Wei (/w/), known in historiography as the Western Wei (Chinese: 西魏; pinyin: Xī Wèi), was an imperial dynasty of China that followed the disintegration of the Northern Wei. One of the Northern dynasties during the era of the Northern and Southern dynasties, it ruled the western part of northern China from 535 to 557. As with the Northern Wei dynasty that preceded it, the ruling family of the Western Wei were members of the Tuoba clan of the Xianbei.

Western Wei and neighbors
Western Wei and neighbors
• 535–551
Emperor Wen of Western Wei
• 552–554
Emperor Fei of Western Wei
• 554–557
Emperor Gong of Western Wei
Historical eraSouthern and Northern Dynasties
• Establishment of Eastern Wei, start of division of Northern Wei
8 November 534[2]
• Emperor Wen's ascension, often viewed as establishment
18 February 535[1] 535
• Disestablished
14 February 557[3] 557
CurrencyChinese coin,
Chinese cash
Preceded by
Succeeded by
Northern Wei
Liang Dynasty
Northern Zhou
Today part ofChina

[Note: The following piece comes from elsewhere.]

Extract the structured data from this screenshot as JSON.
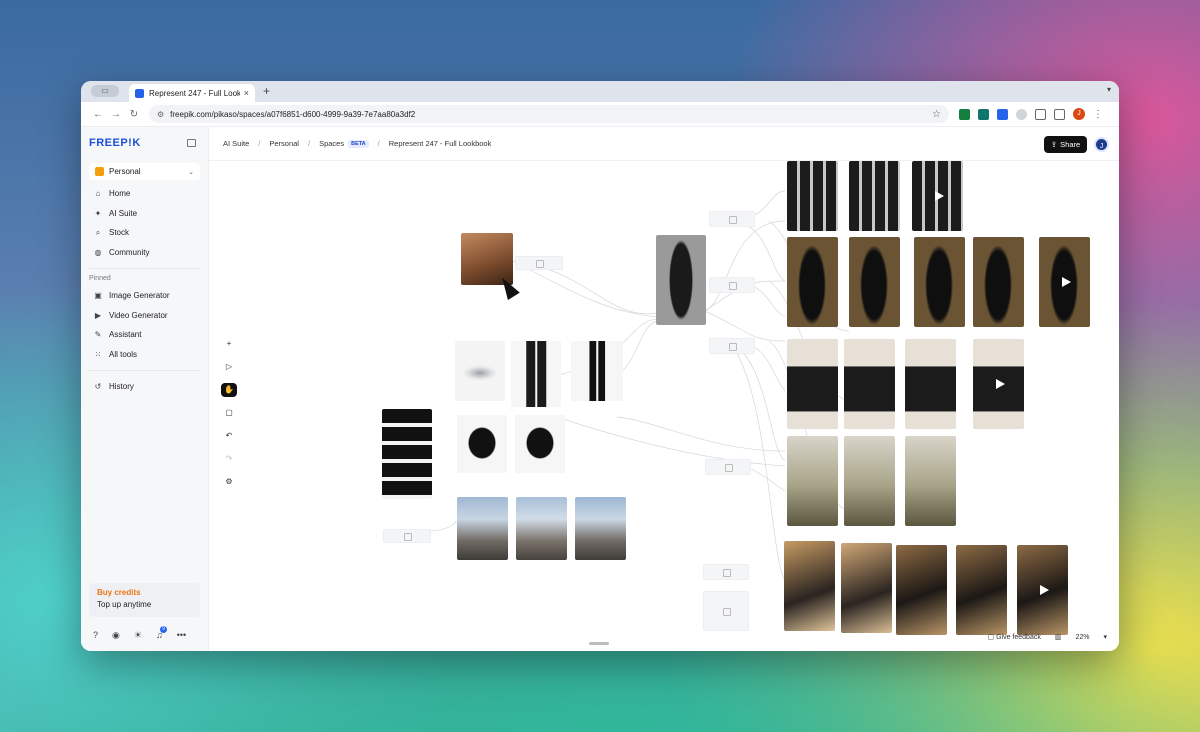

History Edit

After the Xianbei general Yuwen Tai killed the Northern Wei emperor Yuan Xiu, he installed Yuan Baoju as emperor of Western Wei while Yuwen Tai would remain as the virtual ruler. Although smaller than the Eastern Wei in territory and population, Western Wei was able to withstand the attacks from the eastern empire, most notably at the Battle of Shayuan in 537. Due to its better economical conditions, Western Wei was even able to conquer the whole western part of the Liang empire in the south and occupied the territory of modern Sichuan. In 557 Yuwen Tai's nephew Yuwen Hu deposed Emperor Gong and placed Yuwen Tai's son Yuwen Jue on the throne, ending Western Wei and establishing Northern Zhou.

Religion and art Edit

Buddhism and Buddhist art flourished under the Western Wei, even though the dynasty along lasted twenty-two years. Western Wei caves opened at Dunhuang and Maijishan.[4]

Rulers Edit

Posthumous Name Personal Name Period of Reign Era Name
Emperor Wen of Western Wei Yuan Baoju 535–551 Datong (大統) 535–551
Emperor Fei of Western Wei Yuan Qin 551–554
Emperor Gong of Western Wei Tuoba Kuo 554–557

See also Edit

References Edit

Citations Edit

  1. ^ Zizhi Tongjian, vol. 157.
  2. ^ Zizhi Tongjian, vol. 156.
  3. ^ Zizhi Tongjian, vol. 166.
  4. ^ Juliano, Annette L. (2007). Buddhist Sculpture from China: Selections from the Xi'an Beilin Museum : Fifth Through Ninth Centuries. China Institute Gallery. p. 8. ISBN 978-0-9774054-2-8. Although Western Wei lasted only twenty-two years, and Northern Zhou just twenty-four years, Buddhism and Buddhist art flourished during these two regimes. Western Wei and Northern Zhou caves opened at Dunhuang , Maijishan...

Sources Edit